Three different farmers, from around 1730
THOMAS FAULKE, Gentleman. Died 1731
Thomas lived in a comparatively large and well-furnished house. The parlour contained several cane chair and a corner cupboard for china, while in the study he kept his bureau, books and swords. All the principal rooms had looking-glasses, and there were close-stools (night-commodes) in two bedrooms. Spice drawers, a coal cradle and smoothing irons were also in his possession.
He kept 20 cows and had 6 horses to work the land, to ride and to draw the chaise.
His total assets were £568-14-6d
ROBERT BROWN, Yeoman (land owner) Died 1730.
Robert moved with the times. His wife served tea in china cups in the parlour, and they slept in the room above. He owned two looking glasses and some books. His clothes were expensive; he wore rings and a watch.
Following the example of Lord Townshend of Raynham Hall, he grew 18 acres of turnips. With 12 acres of buckwheat, and hay he could feed 7 cows, keep back a number of yearling cattle from the Martinmas slaughtering, and still have sufficient fodder for a flock of sheep. During the summer he kept about 90 ewes and lambs. He also had pigs, 12 horses and fowls in th yards.
His possessions at death were valued at £590-9-5d
ROBERT BETTS, Husbandman (tenant farmer). Died 1729.
Robert’s main crops were wheat, barley, oats and rye. He over-wintered more than 40 cattle, including 11 cows, kept several pigs and 11 horses. He sowed clover, vetches and buckwheat for fodder.
His house was quite well furnished with five ground floor rooms and five above. He still followed the old practise of sleeping in the parlour and storing seeds and his wife’s cheeses in the room above.
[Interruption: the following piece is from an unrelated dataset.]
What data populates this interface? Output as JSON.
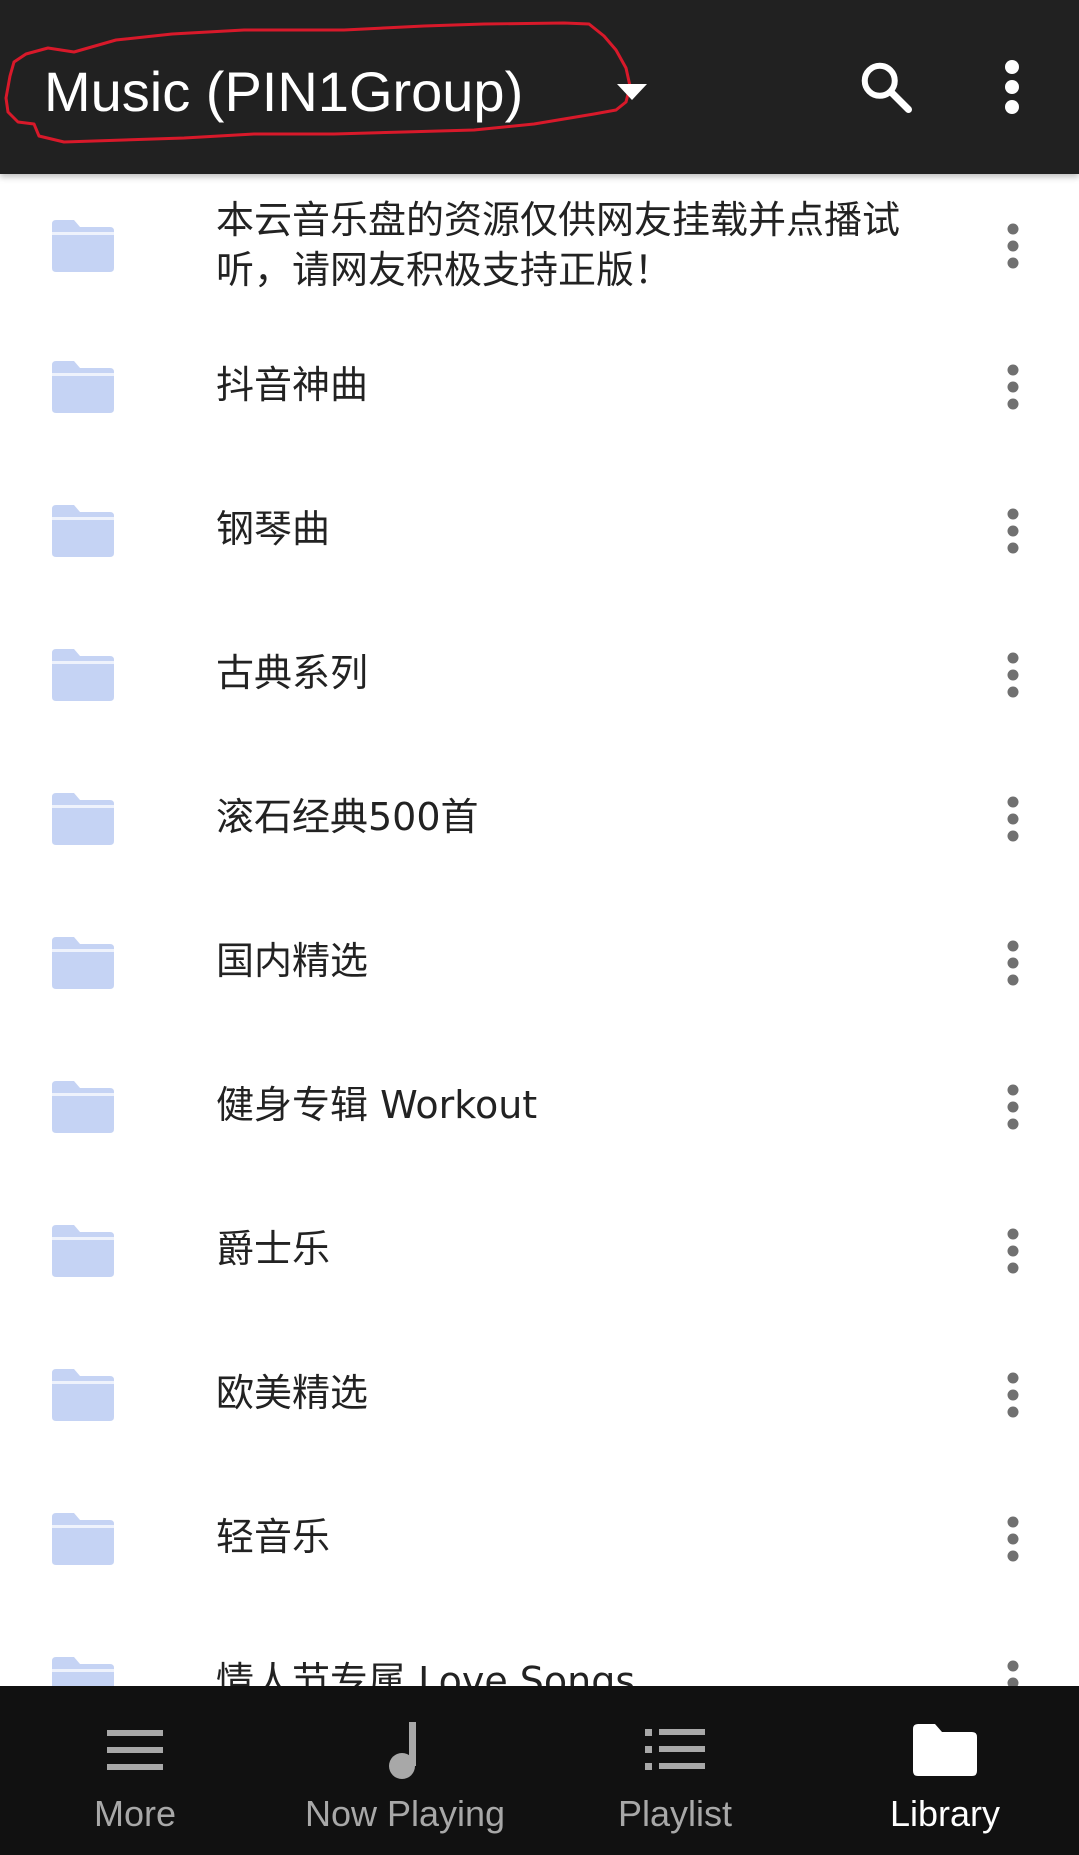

A looking glass was kept in the room above the kitchen.
Robert left £70 to his eldest son “for the binding of him to a trade”, £60 to his second son, and the rest to his wife in trust for his youngest.
Robert’s total assets were valued at £5503-19-6d.